**REQUIREMENT**. All lines in the data bearing the string "专业护肤品" should be identified and copied.

──────── ENTRIES SUPPLIED

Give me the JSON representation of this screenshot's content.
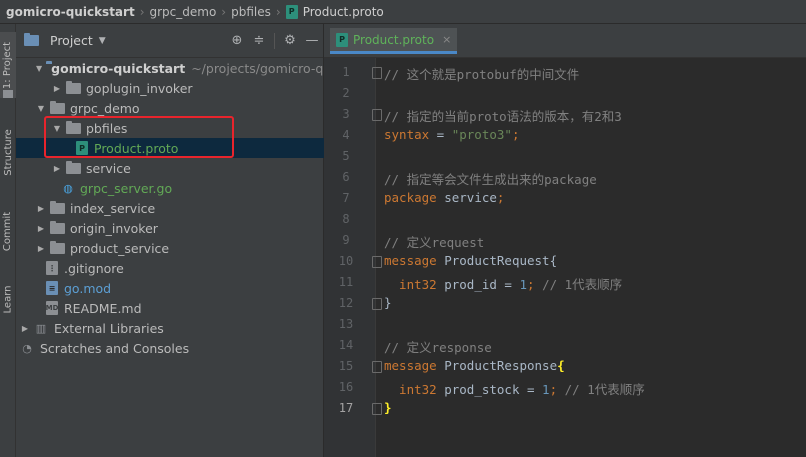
{
  "breadcrumb": {
    "items": [
      "gomicro-quickstart",
      "grpc_demo",
      "pbfiles",
      "Product.proto"
    ],
    "file_icon": "P"
  },
  "tool_windows": {
    "project": "1: Project",
    "structure": "Structure",
    "commit": "Commit",
    "learn": "Learn"
  },
  "project_panel": {
    "title": "Project",
    "dropdown_icon": "chevron-down-icon",
    "tool_icons": [
      "locate-icon",
      "collapse-icon",
      "gear-icon",
      "hide-icon"
    ]
  },
  "tree": [
    {
      "label": "gomicro-quickstart",
      "path": "~/projects/gomicro-quic",
      "type": "folder",
      "expanded": true
    },
    {
      "label": "goplugin_invoker",
      "type": "folder",
      "expanded": false
    },
    {
      "label": "grpc_demo",
      "type": "folder",
      "expanded": true
    },
    {
      "label": "pbfiles",
      "type": "folder",
      "expanded": true
    },
    {
      "label": "Product.proto",
      "type": "proto",
      "icon_text": "P",
      "selected": true
    },
    {
      "label": "service",
      "type": "folder",
      "expanded": false
    },
    {
      "label": "grpc_server.go",
      "type": "go"
    },
    {
      "label": "index_service",
      "type": "folder",
      "expanded": false
    },
    {
      "label": "origin_invoker",
      "type": "folder",
      "expanded": false
    },
    {
      "label": "product_service",
      "type": "folder",
      "expanded": false
    },
    {
      "label": ".gitignore",
      "type": "git"
    },
    {
      "label": "go.mod",
      "type": "mod"
    },
    {
      "label": "README.md",
      "type": "md",
      "icon_text": "MD"
    },
    {
      "label": "External Libraries",
      "type": "lib",
      "expanded": false
    },
    {
      "label": "Scratches and Consoles",
      "type": "scratch"
    }
  ],
  "editor": {
    "tab": {
      "icon_text": "P",
      "label": "Product.proto",
      "close": "×"
    },
    "current_line": 17,
    "lines": [
      {
        "n": "1",
        "parts": [
          {
            "t": "// 这个就是protobuf的中间文件",
            "c": "com"
          }
        ]
      },
      {
        "n": "2",
        "parts": []
      },
      {
        "n": "3",
        "parts": [
          {
            "t": "// 指定的当前proto语法的版本，有2和3",
            "c": "com"
          }
        ]
      },
      {
        "n": "4",
        "parts": [
          {
            "t": "syntax",
            "c": "kw"
          },
          {
            "t": " = ",
            "c": "plain"
          },
          {
            "t": "\"proto3\"",
            "c": "str"
          },
          {
            "t": ";",
            "c": "kw"
          }
        ]
      },
      {
        "n": "5",
        "parts": []
      },
      {
        "n": "6",
        "parts": [
          {
            "t": "// 指定等会文件生成出来的package",
            "c": "com"
          }
        ]
      },
      {
        "n": "7",
        "parts": [
          {
            "t": "package",
            "c": "kw"
          },
          {
            "t": " service",
            "c": "plain"
          },
          {
            "t": ";",
            "c": "kw"
          }
        ]
      },
      {
        "n": "8",
        "parts": []
      },
      {
        "n": "9",
        "parts": [
          {
            "t": "// 定义request",
            "c": "com"
          }
        ]
      },
      {
        "n": "10",
        "parts": [
          {
            "t": "message",
            "c": "kw"
          },
          {
            "t": " ProductRequest{",
            "c": "plain"
          }
        ]
      },
      {
        "n": "11",
        "parts": [
          {
            "t": "  int32",
            "c": "kw"
          },
          {
            "t": " prod_id = ",
            "c": "plain"
          },
          {
            "t": "1",
            "c": "num"
          },
          {
            "t": ";",
            "c": "kw"
          },
          {
            "t": " // 1代表顺序",
            "c": "com"
          }
        ]
      },
      {
        "n": "12",
        "parts": [
          {
            "t": "}",
            "c": "plain"
          }
        ]
      },
      {
        "n": "13",
        "parts": []
      },
      {
        "n": "14",
        "parts": [
          {
            "t": "// 定义response",
            "c": "com"
          }
        ]
      },
      {
        "n": "15",
        "parts": [
          {
            "t": "message",
            "c": "kw"
          },
          {
            "t": " ProductResponse",
            "c": "plain"
          },
          {
            "t": "{",
            "c": "brace-hl"
          }
        ]
      },
      {
        "n": "16",
        "parts": [
          {
            "t": "  int32",
            "c": "kw"
          },
          {
            "t": " prod_stock = ",
            "c": "plain"
          },
          {
            "t": "1",
            "c": "num"
          },
          {
            "t": ";",
            "c": "kw"
          },
          {
            "t": " // 1代表顺序",
            "c": "com"
          }
        ]
      },
      {
        "n": "17",
        "parts": [
          {
            "t": "}",
            "c": "brace-hl"
          }
        ]
      }
    ]
  },
  "colors": {
    "selection": "#0d293e",
    "highlight_box": "#e8242c",
    "keyword": "#cc7832",
    "comment": "#808080",
    "string": "#6a8759",
    "number": "#6897bb"
  }
}
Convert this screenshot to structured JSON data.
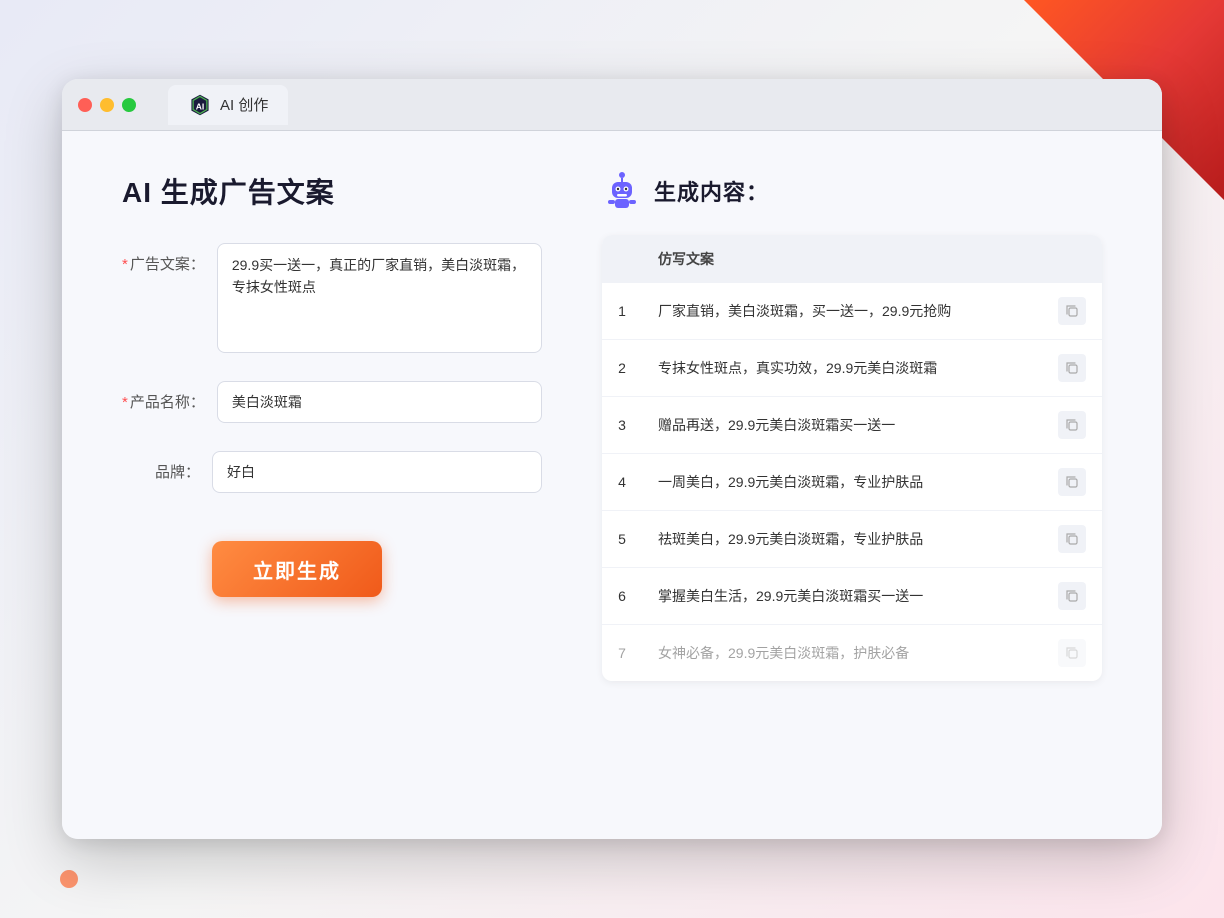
{
  "browser": {
    "tab_label": "AI 创作"
  },
  "page": {
    "title": "AI 生成广告文案",
    "right_title": "生成内容："
  },
  "form": {
    "ad_copy_label": "广告文案：",
    "ad_copy_required": "*",
    "ad_copy_value": "29.9买一送一，真正的厂家直销，美白淡斑霜，专抹女性斑点",
    "product_name_label": "产品名称：",
    "product_name_required": "*",
    "product_name_value": "美白淡斑霜",
    "brand_label": "品牌：",
    "brand_value": "好白",
    "generate_button": "立即生成"
  },
  "results": {
    "column_header": "仿写文案",
    "items": [
      {
        "num": 1,
        "text": "厂家直销，美白淡斑霜，买一送一，29.9元抢购"
      },
      {
        "num": 2,
        "text": "专抹女性斑点，真实功效，29.9元美白淡斑霜"
      },
      {
        "num": 3,
        "text": "赠品再送，29.9元美白淡斑霜买一送一"
      },
      {
        "num": 4,
        "text": "一周美白，29.9元美白淡斑霜，专业护肤品"
      },
      {
        "num": 5,
        "text": "祛斑美白，29.9元美白淡斑霜，专业护肤品"
      },
      {
        "num": 6,
        "text": "掌握美白生活，29.9元美白淡斑霜买一送一"
      },
      {
        "num": 7,
        "text": "女神必备，29.9元美白淡斑霜，护肤必备",
        "faded": true
      }
    ]
  }
}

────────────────

**YOUR RESPONSE**.
        "text": "一周美白，29.9元美白淡斑霜，专业护肤品"
        "text": "祛斑美白，29.9元美白淡斑霜，专业护肤品"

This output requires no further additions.